  • Hussitism and the heritage of Jan Hus - Official WebSite of the Czech Republic
  • Final Declaration written on July 1, 1415 - Modern History Sourcebook, Fordham Jesuit University, New York
  • Letters of John Huss Written During His Exile and Imprisonment; with Martin Luther's Preface, by Jan Hus, François Paul Émile Boisnormand de Bonnechose, tr. Campbell Mackenzie, Edinburgh, William Whyte & Co., 1846. - Google Books.
Persondata
NAME Hus, Jan
ALTERNATIVE NAMES Hus, John; Huss, Jan; Huss, John
SHORT DESCRIPTION Czech religious thinker, philosopher, reformer
DATE OF BIRTH c. 1369
PLACE OF BIRTH Bohemia
DATE OF DEATH July 6, 1415
PLACE OF DEATH Konstanz, Germany

is the 182nd day of the year (183rd in leap years) in the Gregorian calendar. ... Events Friedrich I Hohenzollern (b. ... // Google offers a variety of services and tools besides its basic web search. ... Events King Charles V of France renounces the treaty of Brétigny and war is declared between France and England. ... Flag of Bohemia Bohemia (Czech: ; German: ) is a historical region in central Europe, occupying the western and middle thirds of the Czech Republic. ... is the 187th day of the year (188th in leap years) in the Gregorian calendar. ... Events Friedrich I Hohenzollern (b. ... Konstanz in 1925 seen from the lake Schnetztor, a section of the former city wall Another gate from city wall Shops in Konstanz The Konzilgebäude in Konstanz Konstanz (in English formerly known as Constance) is a university town of around 80,000 inhabitants at the western end of Lake...


  Results from FactBites:
 
CATHOLIC ENCYCLOPEDIA: Jan Hus (1021 words)
Hus was a strong partisan on the side of the Czechs, and hence of the Realists, and he was greatly influenced by the writings of Wyclif.
Hus, who had become once more rector of the university, was called to account by the archbishop for his Wycliffite tendencies and was reported to Rome with the result that Alexander V, in a Bull of 20 December 1409, directed the archbishop to forbid any preaching except in cathedral, collegiate, parish, and cloister
Hus meanwhile openly defended Wyclif, and this position he maintained especially against John Stokes, a licentiate of Cambridge, who had come to Prague and declared that in England Wyclif was regarded as a heretic.
Jan Hus - MSN Encarta (510 words)
Jan Hus or John Huss (1369?-1415), Bohemian religious reformer, whose efforts to reform the church anticipated the Protestant Reformation.
Hus was born in Husinec, in southern Bohemia (now the Czech Republic), and was educated at the University of Prague, receiving his M.A. degree in 1396.
In 1414 Hus was summoned to appear at the Council of Constance (see Constance, Council of), which had been convened to resolve the schism in the church and to suppress heresy.
  More results at FactBites »

 
 

COMMENTARY     
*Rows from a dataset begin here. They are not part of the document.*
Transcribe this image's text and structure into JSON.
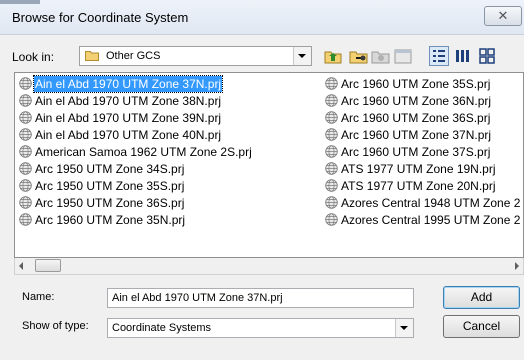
{
  "window": {
    "title": "Browse for Coordinate System",
    "close_glyph": "✕"
  },
  "lookin": {
    "label": "Look in:",
    "value": "Other GCS",
    "icon": "folder-icon"
  },
  "toolbar": {
    "icons": [
      "up-folder-icon",
      "connect-folder-icon",
      "disconnect-folder-icon",
      "properties-icon",
      "details-view-icon",
      "list-view-icon",
      "thumbnails-view-icon"
    ]
  },
  "files": {
    "column1": [
      "Ain el Abd 1970 UTM Zone 37N.prj",
      "Ain el Abd 1970 UTM Zone 38N.prj",
      "Ain el Abd 1970 UTM Zone 39N.prj",
      "Ain el Abd 1970 UTM Zone 40N.prj",
      "American Samoa 1962 UTM Zone 2S.prj",
      "Arc 1950 UTM Zone 34S.prj",
      "Arc 1950 UTM Zone 35S.prj",
      "Arc 1950 UTM Zone 36S.prj",
      "Arc 1960 UTM Zone 35N.prj"
    ],
    "column2": [
      "Arc 1960 UTM Zone 35S.prj",
      "Arc 1960 UTM Zone 36N.prj",
      "Arc 1960 UTM Zone 36S.prj",
      "Arc 1960 UTM Zone 37N.prj",
      "Arc 1960 UTM Zone 37S.prj",
      "ATS 1977 UTM Zone 19N.prj",
      "ATS 1977 UTM Zone 20N.prj",
      "Azores Central 1948 UTM Zone 2",
      "Azores Central 1995 UTM Zone 2"
    ],
    "selected": "Ain el Abd 1970 UTM Zone 37N.prj"
  },
  "name_field": {
    "label": "Name:",
    "value": "Ain el Abd 1970 UTM Zone 37N.prj"
  },
  "type_field": {
    "label": "Show of type:",
    "value": "Coordinate Systems"
  },
  "buttons": {
    "add": "Add",
    "cancel": "Cancel"
  },
  "colors": {
    "selection": "#3399ff",
    "window_bg": "#f0f0f0"
  }
}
Share your thoughts, questions and commentary here
Your name
Your comments

Want to know more?
Search encyclopedia, statistics and forums:

 


Press Releases |  Feeds | Contact
The Wikipedia article included on this page is licensed under the GFDL.
Images may be subject to relevant owners' copyright.
All other elements are (c) copyright NationMaster.com 2003-5. All Rights Reserved.
Usage implies agreement with terms, 1022, m